Russia and Turkey on collision course
Russia and Turkey have both big geopolitical ambitions in the Middle East and North Africa, but their relationship is far from straightforward and in danger of turning sour. On opposite sides of the conflicts in both Syria and Libya, they have worked together to de-escalate the situation in Syria and to initiate peace talks in Libya.
But their relationship took a hit in Idlib, the last battlefield of Syria's civil war. An attack by Russian-backed Syrian government forces killed eight Turkish civil and military personnel on Monday. Turkey in return killed at least 13 Syrian soldiers and has also sent an armoured convoy over the border into Syria.
Rather than the agreed de-escalation in the region we are seeing the opposite. Russian-backed air strikes accelerated since December, with bombardment of hospitals, markets and schools. About 3m people are living in this province, 400,000 already fled towards the Turkish border. This is another threat to Recep Tayyip Erdogan, who seeks to send back some of the 3.6m refugees Turkey is currently hosting, to be resettled in the occupied zone in north-east Syria.

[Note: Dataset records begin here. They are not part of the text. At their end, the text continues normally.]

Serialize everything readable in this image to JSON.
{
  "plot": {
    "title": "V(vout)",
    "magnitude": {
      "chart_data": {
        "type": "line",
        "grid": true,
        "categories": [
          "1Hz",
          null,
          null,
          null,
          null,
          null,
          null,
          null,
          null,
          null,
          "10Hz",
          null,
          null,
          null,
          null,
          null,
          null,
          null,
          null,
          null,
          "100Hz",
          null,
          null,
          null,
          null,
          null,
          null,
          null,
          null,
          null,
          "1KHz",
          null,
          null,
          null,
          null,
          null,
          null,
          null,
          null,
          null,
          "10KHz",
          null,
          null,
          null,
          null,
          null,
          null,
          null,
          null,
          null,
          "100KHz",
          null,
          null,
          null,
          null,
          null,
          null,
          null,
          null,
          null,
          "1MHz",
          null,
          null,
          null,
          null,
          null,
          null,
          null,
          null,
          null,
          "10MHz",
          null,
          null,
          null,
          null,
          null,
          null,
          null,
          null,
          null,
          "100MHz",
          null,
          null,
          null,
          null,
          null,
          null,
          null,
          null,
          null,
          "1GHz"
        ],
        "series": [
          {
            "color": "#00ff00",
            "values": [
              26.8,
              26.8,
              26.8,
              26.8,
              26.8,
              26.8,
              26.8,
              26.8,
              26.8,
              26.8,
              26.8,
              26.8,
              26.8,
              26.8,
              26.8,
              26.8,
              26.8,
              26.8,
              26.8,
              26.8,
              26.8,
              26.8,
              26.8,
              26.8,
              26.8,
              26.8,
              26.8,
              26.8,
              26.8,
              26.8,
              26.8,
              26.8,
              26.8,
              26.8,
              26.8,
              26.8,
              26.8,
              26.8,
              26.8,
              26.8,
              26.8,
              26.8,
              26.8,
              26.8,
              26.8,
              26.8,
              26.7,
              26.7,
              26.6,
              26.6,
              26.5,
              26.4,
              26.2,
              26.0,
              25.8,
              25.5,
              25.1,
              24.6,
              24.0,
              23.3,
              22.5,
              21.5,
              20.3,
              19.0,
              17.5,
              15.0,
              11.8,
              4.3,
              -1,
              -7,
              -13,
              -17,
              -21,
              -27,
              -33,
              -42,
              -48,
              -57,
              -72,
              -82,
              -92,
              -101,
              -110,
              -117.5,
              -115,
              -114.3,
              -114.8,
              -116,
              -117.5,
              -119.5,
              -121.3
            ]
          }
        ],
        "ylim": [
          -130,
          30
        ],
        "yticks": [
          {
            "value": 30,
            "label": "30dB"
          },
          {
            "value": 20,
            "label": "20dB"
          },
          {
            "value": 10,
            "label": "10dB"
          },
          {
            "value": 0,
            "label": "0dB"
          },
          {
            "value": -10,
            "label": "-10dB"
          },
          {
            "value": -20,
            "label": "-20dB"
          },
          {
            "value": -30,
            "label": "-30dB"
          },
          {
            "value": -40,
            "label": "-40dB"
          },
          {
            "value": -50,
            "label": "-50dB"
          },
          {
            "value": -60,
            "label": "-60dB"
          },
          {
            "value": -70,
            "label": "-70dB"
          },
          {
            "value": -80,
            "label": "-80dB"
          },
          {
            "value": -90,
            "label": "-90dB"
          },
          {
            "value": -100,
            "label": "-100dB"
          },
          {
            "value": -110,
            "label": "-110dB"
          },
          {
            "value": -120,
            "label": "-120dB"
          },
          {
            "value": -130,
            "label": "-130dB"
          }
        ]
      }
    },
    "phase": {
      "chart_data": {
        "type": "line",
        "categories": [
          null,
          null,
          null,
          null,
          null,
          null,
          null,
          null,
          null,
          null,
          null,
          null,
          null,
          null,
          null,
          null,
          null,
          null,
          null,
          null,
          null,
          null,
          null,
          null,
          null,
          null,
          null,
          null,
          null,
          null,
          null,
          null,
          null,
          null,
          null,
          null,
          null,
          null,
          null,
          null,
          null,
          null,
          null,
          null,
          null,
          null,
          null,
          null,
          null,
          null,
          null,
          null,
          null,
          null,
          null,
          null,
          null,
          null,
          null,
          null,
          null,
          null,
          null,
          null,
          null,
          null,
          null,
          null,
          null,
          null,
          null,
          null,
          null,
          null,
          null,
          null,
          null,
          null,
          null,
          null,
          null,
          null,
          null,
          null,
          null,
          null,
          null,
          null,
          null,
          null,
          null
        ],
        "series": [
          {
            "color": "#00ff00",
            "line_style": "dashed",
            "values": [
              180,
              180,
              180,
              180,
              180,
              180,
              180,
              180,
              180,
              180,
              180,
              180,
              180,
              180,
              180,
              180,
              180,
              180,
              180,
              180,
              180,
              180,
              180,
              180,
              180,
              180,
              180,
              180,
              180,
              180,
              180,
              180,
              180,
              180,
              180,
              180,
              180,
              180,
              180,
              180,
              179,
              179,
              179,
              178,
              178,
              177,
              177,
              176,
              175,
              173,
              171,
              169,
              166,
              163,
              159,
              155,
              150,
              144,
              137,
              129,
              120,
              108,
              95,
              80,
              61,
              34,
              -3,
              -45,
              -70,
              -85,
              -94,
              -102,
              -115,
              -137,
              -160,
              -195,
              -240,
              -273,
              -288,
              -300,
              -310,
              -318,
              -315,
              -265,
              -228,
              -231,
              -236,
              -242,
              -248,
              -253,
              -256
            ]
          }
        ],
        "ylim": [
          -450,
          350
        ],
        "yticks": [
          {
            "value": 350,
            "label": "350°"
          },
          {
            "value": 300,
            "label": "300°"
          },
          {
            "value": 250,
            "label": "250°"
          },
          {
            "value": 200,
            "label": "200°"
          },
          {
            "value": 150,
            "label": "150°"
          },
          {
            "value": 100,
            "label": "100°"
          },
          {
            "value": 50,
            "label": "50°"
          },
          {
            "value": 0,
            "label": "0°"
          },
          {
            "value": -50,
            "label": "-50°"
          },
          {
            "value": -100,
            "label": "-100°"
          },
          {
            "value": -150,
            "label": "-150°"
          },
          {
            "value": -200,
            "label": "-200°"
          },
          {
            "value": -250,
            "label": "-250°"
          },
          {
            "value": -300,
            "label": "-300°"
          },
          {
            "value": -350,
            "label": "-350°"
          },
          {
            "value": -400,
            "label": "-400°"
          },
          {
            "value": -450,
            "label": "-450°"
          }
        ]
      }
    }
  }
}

A spat between Russia and Turkey may seem trivial compared with the unfolding human tragedy, but it would have serious consequences for the region, writes David Gardener in the FT. After the US retreated from Syria and the Europeans scrambled for the exit too, Russia emerged as the new ally for Turkey. But their goals are not aligned. Russia simply wants to be known as the superpower in the region, and for this it needs the Assad regime to remain intact. Erdogan pursues a neo-Ottoman agenda of re-establishing Turkish glory and controlling land well beyond its current borders. This is a constant threat to its neighbouring countries. This may remain fantasy but, its strategy in Syria is real. Turkey wants to fight the Syrian Kurds with supposed links to the PKK, and is driving them into the arms of the Assad regime to the benefit of the Russians. Turkey also wants to stem the flood of Syrian refugees. The deal with Russia to allow Turkey to enter Syria's north-east to establish a 50km buffer zone was part of this effort. How far will these tensions reverberate through the region? Erdogan said that Russia and Turkey should resolve their issues without anger. Turkey can hardly afford to confront Russia. But Russia can push back easily by pointing out that Turkey that it is not holding its part of the deal in Idlib.